* [WORK TASK]: Below are some entries. Copy each line that holds the string "Text".

* [RECORDS SUPPLIED]:

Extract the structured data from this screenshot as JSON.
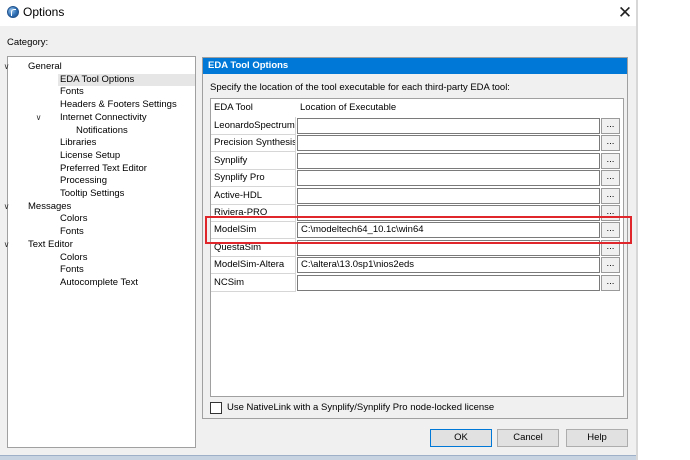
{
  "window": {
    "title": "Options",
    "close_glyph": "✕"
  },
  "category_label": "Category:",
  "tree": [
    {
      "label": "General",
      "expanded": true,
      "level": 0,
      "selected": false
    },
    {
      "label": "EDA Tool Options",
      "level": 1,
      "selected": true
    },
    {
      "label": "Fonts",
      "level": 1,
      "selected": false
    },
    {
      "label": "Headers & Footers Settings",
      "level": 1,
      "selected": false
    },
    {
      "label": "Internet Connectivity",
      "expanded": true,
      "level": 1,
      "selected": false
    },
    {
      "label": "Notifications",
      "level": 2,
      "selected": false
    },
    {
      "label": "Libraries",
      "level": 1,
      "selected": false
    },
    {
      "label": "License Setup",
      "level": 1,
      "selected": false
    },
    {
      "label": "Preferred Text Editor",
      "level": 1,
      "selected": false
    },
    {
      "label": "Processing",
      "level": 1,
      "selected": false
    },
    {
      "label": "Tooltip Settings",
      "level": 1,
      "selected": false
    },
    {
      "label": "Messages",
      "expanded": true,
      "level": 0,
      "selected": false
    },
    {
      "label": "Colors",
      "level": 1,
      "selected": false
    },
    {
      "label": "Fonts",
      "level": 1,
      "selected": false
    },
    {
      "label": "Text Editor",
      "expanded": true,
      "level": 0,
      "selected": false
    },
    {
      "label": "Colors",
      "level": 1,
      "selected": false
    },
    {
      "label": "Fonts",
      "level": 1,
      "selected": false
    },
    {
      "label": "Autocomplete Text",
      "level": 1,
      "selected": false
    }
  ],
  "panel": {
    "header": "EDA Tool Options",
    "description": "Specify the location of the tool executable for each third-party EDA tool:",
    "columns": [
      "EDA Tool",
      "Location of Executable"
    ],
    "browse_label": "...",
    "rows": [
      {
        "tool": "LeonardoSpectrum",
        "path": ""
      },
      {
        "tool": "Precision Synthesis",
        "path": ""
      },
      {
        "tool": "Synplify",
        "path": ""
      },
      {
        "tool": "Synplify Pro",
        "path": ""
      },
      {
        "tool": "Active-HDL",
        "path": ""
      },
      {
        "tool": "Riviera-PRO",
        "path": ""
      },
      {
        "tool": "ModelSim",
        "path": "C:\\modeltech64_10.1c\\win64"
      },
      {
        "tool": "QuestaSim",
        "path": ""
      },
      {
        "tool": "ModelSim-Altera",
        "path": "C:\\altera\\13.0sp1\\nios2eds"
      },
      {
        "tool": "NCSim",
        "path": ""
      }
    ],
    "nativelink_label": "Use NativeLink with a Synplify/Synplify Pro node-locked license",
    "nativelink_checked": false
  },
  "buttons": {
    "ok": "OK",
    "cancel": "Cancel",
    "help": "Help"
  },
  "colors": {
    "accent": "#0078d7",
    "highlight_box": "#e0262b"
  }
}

* [SOLVED PROBLEM]:
      "label": "Preferred Text Editor",
      "label": "Text Editor",
      "label": "Autocomplete Text",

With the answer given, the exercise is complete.